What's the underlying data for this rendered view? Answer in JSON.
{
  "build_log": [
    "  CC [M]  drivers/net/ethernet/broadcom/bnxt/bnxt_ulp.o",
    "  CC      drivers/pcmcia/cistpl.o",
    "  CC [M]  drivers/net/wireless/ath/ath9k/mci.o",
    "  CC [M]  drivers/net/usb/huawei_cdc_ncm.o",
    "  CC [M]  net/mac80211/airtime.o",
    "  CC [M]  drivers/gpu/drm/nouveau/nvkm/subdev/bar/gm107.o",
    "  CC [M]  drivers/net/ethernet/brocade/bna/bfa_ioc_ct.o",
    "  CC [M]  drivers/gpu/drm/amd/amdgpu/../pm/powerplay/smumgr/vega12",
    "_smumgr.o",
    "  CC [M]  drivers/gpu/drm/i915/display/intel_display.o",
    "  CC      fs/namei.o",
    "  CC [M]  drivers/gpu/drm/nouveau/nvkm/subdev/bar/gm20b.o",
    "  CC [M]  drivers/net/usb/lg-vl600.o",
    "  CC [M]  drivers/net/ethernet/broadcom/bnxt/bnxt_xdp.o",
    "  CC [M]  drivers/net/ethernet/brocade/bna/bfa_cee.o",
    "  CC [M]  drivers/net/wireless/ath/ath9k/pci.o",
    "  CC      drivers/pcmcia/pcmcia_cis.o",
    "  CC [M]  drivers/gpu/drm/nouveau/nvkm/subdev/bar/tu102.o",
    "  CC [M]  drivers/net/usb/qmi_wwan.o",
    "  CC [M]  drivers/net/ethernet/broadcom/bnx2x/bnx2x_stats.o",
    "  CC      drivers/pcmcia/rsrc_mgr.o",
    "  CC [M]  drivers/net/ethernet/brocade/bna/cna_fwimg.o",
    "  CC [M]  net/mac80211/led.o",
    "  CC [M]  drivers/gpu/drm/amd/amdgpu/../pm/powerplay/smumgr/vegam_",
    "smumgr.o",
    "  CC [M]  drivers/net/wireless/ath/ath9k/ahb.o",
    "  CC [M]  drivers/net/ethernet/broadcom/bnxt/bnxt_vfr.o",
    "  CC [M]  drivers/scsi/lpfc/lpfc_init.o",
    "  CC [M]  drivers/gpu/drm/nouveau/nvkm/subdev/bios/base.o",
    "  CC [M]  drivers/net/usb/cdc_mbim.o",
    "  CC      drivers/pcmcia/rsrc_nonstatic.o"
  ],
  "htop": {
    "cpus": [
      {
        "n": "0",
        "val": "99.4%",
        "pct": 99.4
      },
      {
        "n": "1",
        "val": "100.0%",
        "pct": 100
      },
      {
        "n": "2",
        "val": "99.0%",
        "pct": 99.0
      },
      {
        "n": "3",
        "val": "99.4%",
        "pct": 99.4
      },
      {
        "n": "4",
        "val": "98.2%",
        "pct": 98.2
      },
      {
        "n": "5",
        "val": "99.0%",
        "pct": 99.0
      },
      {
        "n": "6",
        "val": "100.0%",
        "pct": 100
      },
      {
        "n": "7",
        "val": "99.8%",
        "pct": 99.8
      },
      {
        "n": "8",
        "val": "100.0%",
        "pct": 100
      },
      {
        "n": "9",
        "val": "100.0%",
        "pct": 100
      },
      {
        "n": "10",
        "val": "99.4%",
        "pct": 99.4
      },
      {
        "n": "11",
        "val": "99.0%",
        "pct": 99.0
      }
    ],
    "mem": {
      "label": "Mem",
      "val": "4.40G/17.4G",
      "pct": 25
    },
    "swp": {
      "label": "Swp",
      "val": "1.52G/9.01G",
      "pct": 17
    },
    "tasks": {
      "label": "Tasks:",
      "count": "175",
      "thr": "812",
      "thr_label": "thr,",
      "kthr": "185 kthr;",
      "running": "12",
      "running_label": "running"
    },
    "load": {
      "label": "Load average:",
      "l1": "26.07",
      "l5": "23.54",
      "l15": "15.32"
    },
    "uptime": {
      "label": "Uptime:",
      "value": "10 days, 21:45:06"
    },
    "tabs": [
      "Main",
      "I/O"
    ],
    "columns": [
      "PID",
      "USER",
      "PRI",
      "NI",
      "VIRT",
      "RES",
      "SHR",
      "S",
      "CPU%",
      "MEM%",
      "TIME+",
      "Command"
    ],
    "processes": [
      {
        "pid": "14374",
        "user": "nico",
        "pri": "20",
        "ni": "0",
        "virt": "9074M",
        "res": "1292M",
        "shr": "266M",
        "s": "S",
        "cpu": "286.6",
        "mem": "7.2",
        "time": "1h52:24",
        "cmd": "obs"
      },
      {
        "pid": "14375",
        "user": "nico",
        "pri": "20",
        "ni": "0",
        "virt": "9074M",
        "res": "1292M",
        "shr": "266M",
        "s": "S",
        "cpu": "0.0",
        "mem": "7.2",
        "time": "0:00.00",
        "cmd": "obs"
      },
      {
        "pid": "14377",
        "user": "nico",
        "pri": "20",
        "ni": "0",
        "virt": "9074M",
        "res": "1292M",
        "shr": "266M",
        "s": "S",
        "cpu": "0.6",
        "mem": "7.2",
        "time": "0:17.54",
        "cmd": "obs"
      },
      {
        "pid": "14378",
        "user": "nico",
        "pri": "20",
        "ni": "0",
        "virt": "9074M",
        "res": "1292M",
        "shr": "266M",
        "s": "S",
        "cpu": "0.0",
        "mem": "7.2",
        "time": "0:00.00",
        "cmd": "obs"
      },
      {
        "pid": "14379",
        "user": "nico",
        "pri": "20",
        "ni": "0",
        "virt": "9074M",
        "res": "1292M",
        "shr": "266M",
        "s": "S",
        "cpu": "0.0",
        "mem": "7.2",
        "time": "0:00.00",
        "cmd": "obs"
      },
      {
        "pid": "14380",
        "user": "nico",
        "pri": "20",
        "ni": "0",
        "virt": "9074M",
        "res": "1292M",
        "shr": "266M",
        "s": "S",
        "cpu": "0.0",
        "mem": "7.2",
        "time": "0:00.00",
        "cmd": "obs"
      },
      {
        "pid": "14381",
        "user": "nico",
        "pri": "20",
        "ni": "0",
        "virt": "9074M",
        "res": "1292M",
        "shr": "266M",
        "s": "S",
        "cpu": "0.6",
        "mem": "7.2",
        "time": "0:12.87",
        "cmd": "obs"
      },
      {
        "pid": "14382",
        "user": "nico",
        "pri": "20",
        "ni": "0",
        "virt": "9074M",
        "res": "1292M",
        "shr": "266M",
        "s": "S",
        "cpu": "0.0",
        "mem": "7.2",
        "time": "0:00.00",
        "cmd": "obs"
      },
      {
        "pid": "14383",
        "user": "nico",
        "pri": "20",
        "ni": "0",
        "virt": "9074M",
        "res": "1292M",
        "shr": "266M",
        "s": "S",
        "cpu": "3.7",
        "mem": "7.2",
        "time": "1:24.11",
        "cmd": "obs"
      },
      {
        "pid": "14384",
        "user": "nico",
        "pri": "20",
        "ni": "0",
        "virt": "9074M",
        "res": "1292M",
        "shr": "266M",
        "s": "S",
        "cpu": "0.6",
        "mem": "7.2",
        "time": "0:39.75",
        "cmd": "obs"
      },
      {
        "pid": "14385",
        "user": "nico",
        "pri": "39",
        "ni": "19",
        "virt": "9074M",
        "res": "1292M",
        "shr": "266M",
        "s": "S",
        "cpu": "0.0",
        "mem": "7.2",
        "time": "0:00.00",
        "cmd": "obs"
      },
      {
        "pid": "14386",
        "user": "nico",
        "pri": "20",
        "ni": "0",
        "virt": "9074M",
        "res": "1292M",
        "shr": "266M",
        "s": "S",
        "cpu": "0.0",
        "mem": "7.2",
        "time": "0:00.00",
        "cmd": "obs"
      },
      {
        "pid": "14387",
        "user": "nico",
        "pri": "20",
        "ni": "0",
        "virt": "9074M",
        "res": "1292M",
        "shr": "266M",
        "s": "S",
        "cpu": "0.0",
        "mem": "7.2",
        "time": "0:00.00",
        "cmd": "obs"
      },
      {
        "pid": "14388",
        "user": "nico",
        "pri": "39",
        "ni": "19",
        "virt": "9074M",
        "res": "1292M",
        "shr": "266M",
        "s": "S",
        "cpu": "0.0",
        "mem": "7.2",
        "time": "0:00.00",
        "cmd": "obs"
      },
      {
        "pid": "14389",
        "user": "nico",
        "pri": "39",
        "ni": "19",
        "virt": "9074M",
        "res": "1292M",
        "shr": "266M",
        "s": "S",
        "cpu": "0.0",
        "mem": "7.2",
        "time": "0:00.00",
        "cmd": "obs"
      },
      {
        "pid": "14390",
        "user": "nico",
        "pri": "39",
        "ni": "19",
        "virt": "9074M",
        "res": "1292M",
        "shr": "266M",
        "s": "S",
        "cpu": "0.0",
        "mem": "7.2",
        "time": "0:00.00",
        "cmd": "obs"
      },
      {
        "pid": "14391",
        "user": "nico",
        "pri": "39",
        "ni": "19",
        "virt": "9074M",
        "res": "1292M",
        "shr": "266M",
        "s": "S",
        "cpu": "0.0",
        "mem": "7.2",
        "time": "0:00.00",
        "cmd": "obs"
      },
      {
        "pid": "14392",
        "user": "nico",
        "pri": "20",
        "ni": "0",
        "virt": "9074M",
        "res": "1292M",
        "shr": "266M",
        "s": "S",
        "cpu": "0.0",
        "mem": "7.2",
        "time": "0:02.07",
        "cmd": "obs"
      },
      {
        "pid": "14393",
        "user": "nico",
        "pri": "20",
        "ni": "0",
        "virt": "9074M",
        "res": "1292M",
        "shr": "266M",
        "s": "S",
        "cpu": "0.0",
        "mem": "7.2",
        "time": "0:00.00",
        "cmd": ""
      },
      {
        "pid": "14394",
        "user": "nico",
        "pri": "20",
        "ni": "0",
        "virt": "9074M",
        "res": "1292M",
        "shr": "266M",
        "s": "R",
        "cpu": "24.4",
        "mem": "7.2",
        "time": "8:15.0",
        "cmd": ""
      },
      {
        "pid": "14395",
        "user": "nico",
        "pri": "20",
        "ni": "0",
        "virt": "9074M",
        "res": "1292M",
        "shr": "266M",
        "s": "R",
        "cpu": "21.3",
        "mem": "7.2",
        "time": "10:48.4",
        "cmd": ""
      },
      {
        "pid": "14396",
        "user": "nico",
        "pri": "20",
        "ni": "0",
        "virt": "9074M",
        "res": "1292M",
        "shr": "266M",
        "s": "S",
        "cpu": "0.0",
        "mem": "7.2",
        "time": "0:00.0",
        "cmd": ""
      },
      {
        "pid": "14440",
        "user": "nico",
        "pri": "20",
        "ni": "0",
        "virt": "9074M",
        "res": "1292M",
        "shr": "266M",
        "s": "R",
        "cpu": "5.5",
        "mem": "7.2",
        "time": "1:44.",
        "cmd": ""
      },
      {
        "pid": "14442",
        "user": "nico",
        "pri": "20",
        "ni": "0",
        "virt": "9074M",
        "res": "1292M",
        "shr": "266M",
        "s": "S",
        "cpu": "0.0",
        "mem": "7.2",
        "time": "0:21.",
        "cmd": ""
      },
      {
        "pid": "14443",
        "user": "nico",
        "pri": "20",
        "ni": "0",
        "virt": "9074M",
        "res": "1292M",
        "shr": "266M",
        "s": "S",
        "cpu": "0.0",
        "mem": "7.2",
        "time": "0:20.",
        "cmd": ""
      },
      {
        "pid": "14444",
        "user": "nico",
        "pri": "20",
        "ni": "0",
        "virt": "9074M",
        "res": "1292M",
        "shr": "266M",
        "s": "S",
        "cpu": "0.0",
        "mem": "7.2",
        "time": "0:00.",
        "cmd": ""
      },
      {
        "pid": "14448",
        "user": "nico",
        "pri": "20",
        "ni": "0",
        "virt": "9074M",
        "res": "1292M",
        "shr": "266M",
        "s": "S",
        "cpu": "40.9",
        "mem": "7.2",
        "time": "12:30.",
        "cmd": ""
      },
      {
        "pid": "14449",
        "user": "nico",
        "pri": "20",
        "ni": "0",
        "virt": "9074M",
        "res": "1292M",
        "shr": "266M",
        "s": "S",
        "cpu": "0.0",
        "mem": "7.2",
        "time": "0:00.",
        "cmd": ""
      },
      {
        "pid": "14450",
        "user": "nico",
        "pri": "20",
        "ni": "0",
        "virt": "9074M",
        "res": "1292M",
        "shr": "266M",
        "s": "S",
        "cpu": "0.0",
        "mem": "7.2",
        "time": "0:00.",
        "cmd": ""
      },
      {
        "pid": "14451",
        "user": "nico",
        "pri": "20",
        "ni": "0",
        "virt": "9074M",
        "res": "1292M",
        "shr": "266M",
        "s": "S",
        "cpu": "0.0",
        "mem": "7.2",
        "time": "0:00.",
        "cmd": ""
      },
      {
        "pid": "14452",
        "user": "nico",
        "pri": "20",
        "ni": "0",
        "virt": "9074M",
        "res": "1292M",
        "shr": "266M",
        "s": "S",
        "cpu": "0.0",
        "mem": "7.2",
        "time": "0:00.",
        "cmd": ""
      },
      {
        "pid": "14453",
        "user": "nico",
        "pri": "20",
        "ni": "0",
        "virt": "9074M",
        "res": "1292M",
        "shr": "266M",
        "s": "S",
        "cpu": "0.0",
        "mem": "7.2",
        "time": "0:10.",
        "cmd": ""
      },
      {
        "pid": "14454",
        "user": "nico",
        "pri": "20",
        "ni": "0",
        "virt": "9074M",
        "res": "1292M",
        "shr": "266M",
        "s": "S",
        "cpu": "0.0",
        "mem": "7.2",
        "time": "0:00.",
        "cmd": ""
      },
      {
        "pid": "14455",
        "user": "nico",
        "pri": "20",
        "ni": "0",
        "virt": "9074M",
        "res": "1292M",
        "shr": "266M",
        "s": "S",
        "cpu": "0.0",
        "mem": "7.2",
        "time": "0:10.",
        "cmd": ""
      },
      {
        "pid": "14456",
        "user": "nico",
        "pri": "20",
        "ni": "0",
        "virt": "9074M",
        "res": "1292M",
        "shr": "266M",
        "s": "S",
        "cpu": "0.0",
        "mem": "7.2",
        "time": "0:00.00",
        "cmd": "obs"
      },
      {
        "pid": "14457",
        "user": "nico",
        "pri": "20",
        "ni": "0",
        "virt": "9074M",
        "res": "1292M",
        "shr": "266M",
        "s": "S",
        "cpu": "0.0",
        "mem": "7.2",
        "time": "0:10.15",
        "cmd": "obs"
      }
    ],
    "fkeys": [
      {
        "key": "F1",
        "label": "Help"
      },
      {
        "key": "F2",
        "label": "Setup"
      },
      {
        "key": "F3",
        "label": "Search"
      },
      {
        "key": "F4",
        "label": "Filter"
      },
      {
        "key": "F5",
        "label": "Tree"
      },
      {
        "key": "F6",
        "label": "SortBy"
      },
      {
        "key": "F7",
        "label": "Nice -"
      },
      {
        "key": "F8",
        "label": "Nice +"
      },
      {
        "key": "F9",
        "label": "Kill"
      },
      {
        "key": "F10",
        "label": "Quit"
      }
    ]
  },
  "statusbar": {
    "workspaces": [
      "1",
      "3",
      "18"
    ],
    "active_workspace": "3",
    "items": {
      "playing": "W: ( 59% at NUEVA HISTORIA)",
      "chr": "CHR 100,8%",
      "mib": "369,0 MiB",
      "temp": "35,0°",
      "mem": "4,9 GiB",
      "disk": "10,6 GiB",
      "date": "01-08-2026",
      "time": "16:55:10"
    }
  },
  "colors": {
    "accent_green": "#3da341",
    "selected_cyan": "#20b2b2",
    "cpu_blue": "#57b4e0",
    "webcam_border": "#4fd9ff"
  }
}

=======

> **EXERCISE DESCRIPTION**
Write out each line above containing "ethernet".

> **TASK SOLUTION**
    "  CC [M]  drivers/net/ethernet/broadcom/bnxt/bnxt_ulp.o",
    "  CC [M]  drivers/net/ethernet/brocade/bna/bfa_ioc_ct.o",
    "  CC [M]  drivers/net/ethernet/broadcom/bnxt/bnxt_xdp.o",
    "  CC [M]  drivers/net/ethernet/brocade/bna/bfa_cee.o",
    "  CC [M]  drivers/net/ethernet/broadcom/bnx2x/bnx2x_stats.o",
    "  CC [M]  drivers/net/ethernet/brocade/bna/cna_fwimg.o",
    "  CC [M]  drivers/net/ethernet/broadcom/bnxt/bnxt_vfr.o",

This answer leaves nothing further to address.